Carbon fibre

Imagine a skyscraper, 40 storeys high, with a helical shell entirely woven by robots from IT-embedded carbon fibre, like a cocoon. The LA architects Peter Testa and Devyn Weiser are pioneering the transfer of carbon fibre technology to architecture. Most of their projects, like the Carbon Tower, remain speculative.

Mark said...

[gee, all we wanted: wars that are 'green' will make wars more prevalent...though good for construction forms of explosives.]

Environmentally Friendly Bombs Planned

By Charles Q. Choi, Special to LiveScience

posted: 27 May 2008 08:32 am ET

Biochemists report that a full detonation of a sample of a new type of nitrogen-rich explosive produces fewer toxic byproducts and is easier to handle than its carbon-rich counterparts.

Credit: Courtesy of Michael Goebel, Ludwig-Maximilians University

Biochemists report that a full detonation of a sample of a new type of nitrogen-rich explosive produces fewer toxic byproducts and is easier to handle than its carbon-rich counterparts.

Credit: Courtesy of Michael Goebel, Ludwig-Maximilians University

New explosives could be more powerful and safer to handle than TNT and other conventional explosives and would also be more environmentally friendly.

TNT, RDX and other explosives commonly used in military and industrial applications often generate toxic gases upon detonation that pollute the environment. Moreover, the explosives themselves are toxic and can find their way into the environment due to incomplete detonation and as unexploded ordnance. They are also extremely dangerous to handle, as they are highly sensitive to physical shock, such as hard impacts and electric sparks.

To make safer, more environmentally friendly explosives, scientists in Germany turned to a recently explored class of materials called tetrazoles. These derive most of their explosive energy from nitrogen instead of carbon as TNT and others do.

Tiny bombs were made from two promising tetrazoles with the alphabet-soup names of HBT and G2ZT. These materials proved less apt to explode accidentally than conventional explosives.

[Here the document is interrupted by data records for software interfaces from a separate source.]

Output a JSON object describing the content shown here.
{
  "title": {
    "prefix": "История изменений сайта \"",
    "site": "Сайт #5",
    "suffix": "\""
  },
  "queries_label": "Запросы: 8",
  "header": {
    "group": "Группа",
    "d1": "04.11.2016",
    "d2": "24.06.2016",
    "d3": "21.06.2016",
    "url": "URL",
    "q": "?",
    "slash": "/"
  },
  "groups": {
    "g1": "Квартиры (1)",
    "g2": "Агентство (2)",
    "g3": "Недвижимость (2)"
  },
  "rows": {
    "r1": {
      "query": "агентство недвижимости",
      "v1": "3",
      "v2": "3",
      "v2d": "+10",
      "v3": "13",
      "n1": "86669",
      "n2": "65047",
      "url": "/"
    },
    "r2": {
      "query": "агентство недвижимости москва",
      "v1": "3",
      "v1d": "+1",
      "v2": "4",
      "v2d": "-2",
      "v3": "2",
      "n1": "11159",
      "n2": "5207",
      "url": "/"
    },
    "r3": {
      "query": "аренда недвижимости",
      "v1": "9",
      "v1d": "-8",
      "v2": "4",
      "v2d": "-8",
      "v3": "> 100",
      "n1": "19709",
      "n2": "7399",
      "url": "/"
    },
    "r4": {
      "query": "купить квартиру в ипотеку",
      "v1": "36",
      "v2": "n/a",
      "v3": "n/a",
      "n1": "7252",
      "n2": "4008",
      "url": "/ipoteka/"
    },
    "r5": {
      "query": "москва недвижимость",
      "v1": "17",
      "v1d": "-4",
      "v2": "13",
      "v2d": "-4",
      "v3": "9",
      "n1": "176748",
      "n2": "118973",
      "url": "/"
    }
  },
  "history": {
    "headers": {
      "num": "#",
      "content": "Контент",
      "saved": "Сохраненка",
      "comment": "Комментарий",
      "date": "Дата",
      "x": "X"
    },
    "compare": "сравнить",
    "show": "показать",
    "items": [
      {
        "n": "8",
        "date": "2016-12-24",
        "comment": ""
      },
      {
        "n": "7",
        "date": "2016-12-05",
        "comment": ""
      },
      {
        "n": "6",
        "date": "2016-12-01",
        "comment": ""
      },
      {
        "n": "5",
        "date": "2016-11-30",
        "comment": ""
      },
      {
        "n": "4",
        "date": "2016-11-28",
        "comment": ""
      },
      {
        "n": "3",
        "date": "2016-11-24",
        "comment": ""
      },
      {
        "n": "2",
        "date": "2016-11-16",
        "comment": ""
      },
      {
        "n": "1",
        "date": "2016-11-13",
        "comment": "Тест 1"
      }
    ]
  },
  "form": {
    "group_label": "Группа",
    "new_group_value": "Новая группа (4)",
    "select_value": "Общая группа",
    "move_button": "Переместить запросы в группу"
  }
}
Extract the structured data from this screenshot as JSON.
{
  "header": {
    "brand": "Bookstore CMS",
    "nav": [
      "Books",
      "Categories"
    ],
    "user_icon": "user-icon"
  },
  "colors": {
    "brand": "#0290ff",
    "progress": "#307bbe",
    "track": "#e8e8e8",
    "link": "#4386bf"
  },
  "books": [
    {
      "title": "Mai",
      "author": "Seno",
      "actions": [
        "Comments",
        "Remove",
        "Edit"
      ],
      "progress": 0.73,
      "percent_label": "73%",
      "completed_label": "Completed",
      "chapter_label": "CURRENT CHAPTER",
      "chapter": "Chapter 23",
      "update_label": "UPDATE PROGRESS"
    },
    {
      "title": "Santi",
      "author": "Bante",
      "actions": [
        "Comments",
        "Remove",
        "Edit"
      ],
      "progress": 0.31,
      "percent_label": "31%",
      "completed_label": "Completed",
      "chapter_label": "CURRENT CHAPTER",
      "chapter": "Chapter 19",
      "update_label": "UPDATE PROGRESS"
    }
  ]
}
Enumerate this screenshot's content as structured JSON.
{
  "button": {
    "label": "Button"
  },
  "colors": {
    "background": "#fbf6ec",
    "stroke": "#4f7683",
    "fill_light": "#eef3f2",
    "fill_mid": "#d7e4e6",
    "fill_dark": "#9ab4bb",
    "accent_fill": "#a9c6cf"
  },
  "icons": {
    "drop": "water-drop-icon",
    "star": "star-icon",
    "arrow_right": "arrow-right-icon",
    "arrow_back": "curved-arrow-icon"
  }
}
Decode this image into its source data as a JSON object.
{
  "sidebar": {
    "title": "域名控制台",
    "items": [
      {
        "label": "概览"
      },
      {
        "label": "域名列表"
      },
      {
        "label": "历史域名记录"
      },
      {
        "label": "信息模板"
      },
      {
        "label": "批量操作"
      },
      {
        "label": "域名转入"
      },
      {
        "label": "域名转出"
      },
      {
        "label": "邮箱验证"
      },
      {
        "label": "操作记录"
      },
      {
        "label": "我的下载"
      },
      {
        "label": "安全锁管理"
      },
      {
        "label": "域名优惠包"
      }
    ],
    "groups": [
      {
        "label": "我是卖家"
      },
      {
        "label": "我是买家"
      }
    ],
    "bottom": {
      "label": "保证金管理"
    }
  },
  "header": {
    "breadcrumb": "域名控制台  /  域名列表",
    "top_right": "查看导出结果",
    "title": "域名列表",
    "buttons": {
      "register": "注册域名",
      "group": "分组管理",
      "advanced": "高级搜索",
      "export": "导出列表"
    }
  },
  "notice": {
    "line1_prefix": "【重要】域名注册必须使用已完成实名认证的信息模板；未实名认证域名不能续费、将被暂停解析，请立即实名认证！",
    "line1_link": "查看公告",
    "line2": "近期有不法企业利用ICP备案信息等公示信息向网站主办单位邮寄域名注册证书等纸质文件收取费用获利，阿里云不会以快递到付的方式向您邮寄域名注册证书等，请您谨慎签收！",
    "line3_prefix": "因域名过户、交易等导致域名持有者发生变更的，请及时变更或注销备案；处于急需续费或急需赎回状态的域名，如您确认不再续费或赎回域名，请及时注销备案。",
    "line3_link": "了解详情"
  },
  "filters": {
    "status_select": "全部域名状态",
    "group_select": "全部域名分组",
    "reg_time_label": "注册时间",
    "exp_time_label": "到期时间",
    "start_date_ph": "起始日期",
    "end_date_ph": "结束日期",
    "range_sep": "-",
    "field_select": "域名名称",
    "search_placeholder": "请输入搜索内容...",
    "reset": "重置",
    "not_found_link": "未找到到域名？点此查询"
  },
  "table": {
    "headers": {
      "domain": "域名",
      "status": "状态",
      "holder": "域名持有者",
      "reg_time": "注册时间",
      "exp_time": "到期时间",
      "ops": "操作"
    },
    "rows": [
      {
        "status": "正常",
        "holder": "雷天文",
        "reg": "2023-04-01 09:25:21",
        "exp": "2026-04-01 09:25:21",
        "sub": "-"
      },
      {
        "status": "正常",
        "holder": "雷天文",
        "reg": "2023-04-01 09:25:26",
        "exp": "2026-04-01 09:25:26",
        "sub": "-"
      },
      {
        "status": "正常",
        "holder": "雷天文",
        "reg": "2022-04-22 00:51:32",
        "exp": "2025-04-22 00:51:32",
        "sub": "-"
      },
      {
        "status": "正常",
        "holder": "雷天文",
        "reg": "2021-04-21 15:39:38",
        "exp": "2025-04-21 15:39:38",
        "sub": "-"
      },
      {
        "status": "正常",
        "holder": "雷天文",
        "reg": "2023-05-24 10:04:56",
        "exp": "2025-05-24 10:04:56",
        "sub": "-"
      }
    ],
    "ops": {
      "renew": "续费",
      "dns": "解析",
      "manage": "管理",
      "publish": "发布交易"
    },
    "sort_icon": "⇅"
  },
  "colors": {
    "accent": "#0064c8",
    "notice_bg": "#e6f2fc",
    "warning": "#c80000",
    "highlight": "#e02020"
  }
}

After the bombs were detonated in the laboratory, G2ZT also proved as powerful than TNT, and HBT more powerful than TNT and comparable to RDX, said researcher Thomas Klapötke, a chemist at the University of Munich in Germany.

In initial experiments, G2ZT and HBT produced fewer toxic byproducts than common explosives. Still, they did generate some dangerous hydrogen cyanide gas. But mixing these compounds with oxidizers not only avoids making hydrogen cyanide, but also improved performance, Klapötke said.

These compounds have great potential, "especially for large caliber naval and tank guns," Klapötke added.

Klapötke and his colleague Carles Miró Sabate are scheduled to detail their findings in the June 24 issue of the journal Chemistry of Materials.

The research was financially supported by the Ludwig-Maximilian University of Munich, the Fonds der Chemischen Industrie, the European Research Office of the U.S. Army Research Laboratory, the U.S. Army's Armament Research, Development and Engineering Center, and the Bundeswehr Research Institute for Materials, Explosives, Fuels and Lubricants.